Pilot for A Day program continues at 560th Flying Training Squadron

  • Published
  • Joint Base San Antonio-Randolph Public Affairs

The 560th Flying Training Squadron welcomed its newest pilot, as part of the “Pilot for A Day” program July 17 at JBSA-Randolph.

Jared Stadler, became a pilot and joined the ranks of the 560th FTS “Chargin’ Cheetahs,” thanks to a program started more than 20 years ago by former Capt. Rory Blackburn and his wife, Shelley.

Jared, who is the son of Army Capt. Tim and Megan Stadler is 15 years old and has a brain tumor. He attends Cole High School at JBSA-Fort Sam Houston, where his father is stationed.

“It’s really good that they let me do this because they don’t have to,” Jared said. “I feel really good I am very excited because I love to see airplanes fly by and today I get to see real pilots in person.”

The program began in December 1994, when the Blackburns started the “Pilot for A Day” program at JBSA-Randolph.

“It gives the kids an opportunity to get away from the hospital and see what it’s like to be a pilot,” Lt. Col. Joel DeBoer, 560th FTS commander, said. “It’s to provide them hope, encouragement and smiles, in a time when they are struggling and down. We show them what it’s like to be a pilot, show them the aircraft, the simulators and ride on the fire truck. It’s about building them up and encouraging them.”

The program evolved on its own as instructor pilots and student pilots left the 560th FTS and went on to other duty stations and carried on the tradition for children in other states.

“I was not flying an F-16 anymore, I was here with Shelley in surgery for the 18th time and my life was in turmoil,” Blackburn said. “Then I saw a little kid pulling a pole, his butt sticking out and an IV underneath his gown and he had a shaved head. They were several kids there and I felt like they were being cheated.

“How could I feel sorry for myself, my heart went out to them,” he recalled as he briefed Maj. Cheryl Buehn, current “Pilot for A Day” program coordinator. “These children usually spend more time in the hospital than with their peers or families.”

It was a difficult time for Blackburn and his family as his wife was undergoing treatment for breast cancer, so they decided to create a program to help young patients afflicted with catastrophic illness.

The program is for children of all ages with chronic conditions invited to be guests of a flying squadron and spend an entire day as a pilot with the goal of giving them a break from the challenges that they typically face day-to-day.
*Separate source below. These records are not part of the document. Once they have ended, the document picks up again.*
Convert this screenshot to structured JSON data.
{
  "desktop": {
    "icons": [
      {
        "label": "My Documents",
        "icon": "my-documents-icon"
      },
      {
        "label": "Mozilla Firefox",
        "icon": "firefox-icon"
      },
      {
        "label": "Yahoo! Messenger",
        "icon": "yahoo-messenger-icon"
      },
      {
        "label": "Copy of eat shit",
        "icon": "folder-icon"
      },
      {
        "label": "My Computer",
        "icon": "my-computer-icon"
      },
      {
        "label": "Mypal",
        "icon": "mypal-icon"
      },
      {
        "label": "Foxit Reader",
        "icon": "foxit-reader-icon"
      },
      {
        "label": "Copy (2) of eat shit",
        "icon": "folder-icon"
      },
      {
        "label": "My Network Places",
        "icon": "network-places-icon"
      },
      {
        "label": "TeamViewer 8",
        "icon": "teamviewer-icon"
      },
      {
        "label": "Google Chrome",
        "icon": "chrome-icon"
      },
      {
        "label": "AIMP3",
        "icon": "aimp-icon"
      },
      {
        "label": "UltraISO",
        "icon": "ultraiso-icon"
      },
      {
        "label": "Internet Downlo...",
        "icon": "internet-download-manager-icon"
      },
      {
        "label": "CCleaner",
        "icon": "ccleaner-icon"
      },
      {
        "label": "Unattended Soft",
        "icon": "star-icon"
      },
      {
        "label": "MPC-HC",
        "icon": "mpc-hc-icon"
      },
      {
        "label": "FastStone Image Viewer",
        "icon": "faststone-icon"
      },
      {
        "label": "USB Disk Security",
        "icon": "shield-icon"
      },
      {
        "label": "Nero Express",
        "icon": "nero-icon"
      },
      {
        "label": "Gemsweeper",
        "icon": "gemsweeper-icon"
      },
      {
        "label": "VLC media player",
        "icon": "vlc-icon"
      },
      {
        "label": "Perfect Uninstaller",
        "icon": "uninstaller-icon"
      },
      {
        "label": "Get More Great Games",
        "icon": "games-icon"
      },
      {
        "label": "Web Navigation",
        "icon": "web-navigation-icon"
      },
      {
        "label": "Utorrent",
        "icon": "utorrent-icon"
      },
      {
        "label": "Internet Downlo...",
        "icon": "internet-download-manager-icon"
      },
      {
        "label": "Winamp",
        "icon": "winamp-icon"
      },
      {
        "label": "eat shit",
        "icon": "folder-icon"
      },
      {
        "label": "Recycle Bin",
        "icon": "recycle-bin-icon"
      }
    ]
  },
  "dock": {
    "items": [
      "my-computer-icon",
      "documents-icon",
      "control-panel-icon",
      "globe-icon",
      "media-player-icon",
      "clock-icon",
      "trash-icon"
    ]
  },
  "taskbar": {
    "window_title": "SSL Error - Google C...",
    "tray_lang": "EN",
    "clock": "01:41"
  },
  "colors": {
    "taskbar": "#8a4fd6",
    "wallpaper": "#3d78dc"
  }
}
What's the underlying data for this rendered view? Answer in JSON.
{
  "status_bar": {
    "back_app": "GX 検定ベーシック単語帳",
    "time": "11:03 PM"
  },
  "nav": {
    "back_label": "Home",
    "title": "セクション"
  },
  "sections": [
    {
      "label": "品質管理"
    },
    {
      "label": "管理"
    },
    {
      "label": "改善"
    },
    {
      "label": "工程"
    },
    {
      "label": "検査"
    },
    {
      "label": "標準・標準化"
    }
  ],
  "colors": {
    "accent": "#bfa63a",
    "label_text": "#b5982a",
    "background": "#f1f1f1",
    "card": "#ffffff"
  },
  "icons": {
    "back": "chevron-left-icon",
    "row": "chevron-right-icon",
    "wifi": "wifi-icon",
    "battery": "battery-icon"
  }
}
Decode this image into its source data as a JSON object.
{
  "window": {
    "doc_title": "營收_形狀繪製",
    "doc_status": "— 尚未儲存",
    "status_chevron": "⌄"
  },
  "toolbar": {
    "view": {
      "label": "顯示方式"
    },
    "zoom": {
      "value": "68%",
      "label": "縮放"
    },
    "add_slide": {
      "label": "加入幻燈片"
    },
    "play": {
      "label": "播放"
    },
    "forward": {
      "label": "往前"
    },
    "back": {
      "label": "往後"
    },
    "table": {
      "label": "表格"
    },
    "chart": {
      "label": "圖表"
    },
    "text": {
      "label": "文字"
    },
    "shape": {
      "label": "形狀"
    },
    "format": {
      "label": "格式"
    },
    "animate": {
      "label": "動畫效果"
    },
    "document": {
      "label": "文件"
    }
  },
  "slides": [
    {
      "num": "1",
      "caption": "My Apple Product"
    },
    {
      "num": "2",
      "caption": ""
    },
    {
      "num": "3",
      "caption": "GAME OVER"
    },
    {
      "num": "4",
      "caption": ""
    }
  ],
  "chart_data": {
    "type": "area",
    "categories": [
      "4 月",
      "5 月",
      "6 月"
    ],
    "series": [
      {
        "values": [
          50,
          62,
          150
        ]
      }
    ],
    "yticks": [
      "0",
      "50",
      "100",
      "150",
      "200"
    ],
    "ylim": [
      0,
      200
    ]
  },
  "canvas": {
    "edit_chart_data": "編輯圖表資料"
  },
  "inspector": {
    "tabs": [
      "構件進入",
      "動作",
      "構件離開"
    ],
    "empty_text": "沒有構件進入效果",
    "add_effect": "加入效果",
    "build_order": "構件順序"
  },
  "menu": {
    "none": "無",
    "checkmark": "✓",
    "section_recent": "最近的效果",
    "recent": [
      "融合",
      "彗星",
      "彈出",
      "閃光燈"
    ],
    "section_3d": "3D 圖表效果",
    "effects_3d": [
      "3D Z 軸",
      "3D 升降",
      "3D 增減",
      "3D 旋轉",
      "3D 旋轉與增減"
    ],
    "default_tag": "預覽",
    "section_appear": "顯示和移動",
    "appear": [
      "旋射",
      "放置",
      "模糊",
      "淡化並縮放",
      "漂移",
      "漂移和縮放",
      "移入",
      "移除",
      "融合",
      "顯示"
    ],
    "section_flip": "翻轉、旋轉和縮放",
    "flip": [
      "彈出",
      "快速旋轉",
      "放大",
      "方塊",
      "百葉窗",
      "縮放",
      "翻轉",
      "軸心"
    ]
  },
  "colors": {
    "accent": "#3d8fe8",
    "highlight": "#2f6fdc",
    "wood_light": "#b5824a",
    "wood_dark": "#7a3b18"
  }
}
“It’s great to just watch him not have to worry about anything else going on and just be a 15-year-old and be wowed by things not thinking about chemo,” Tim Stadler, Jared’s father said. “We all go through things like this in life and he takes it like just another day, it puts things into perspective. Like when you get down because your sports team lost or being 10 pounds overweight, it seems irrelevant.”

The day for the new pilot starts out when a member of the squadron meets the child and the family at the visitor center and escorts them to the squadron for a breakfast reception hosted by the squadron’s pilots and their spouses. 

“He gets a flight suit and patches, and during pilot call he’s introduced to other pilots as one of the pilots,” Maj. Michael Granberry, former “Pilot for A Day” organizer, said.

The first stop on the tour is at the life support section.  “NCOs assigned here give the pilots the necessary survival training required to handle an ejection from the aircraft,” DeBoer said. “This training includes seat operation procedures as well as how to survive in the local area.”

Following the life support section, decked out in his flight suit, the child goes out to the flight line to get a closer look at a T-38, T-1 and T- 6.

The aircraft is even personalized with the name of the “Pilot for A Day” on the side of the aircraft.   The new pilot is also given the opportunity to sit inside the jet.

“This is such an amazing program that all at JBSA-Randolph are a part of,” Buehn said. “It is a very special day for Jared as he is hopefully removed from focusing on the treatments and given the chance to be a kid living out his dream for the day. We appreciate all that the JBSA community has done to make this day special.”

In addition, “Pilots for A Day,” also get a closer look at the control tower, fire department, aircraft simulators, an even a tour of Randolph’s Taj.

The majority of the young pilots have their photos hanging on the walls at the 560th Flying Training Squadron.To date, more than 100 children have been “Pilots for A Day.”

“The 560th has a very rich history from World War II to Vietnam to present day,” DeBoer said. “The Freedom Flyers and POWs are part of our history and so is ‘Pilot for A Day.’  On our wall you see those pictures and see those kids’ smiles, I wanted to ensure that, that piece of our history is preserved and continued because I think it’s an honorable and deserved, just course. It’s a small way we can make an impact in a kid’s life and help our community. If we can help take away the child’s struggle with their sickness then it was worth it.”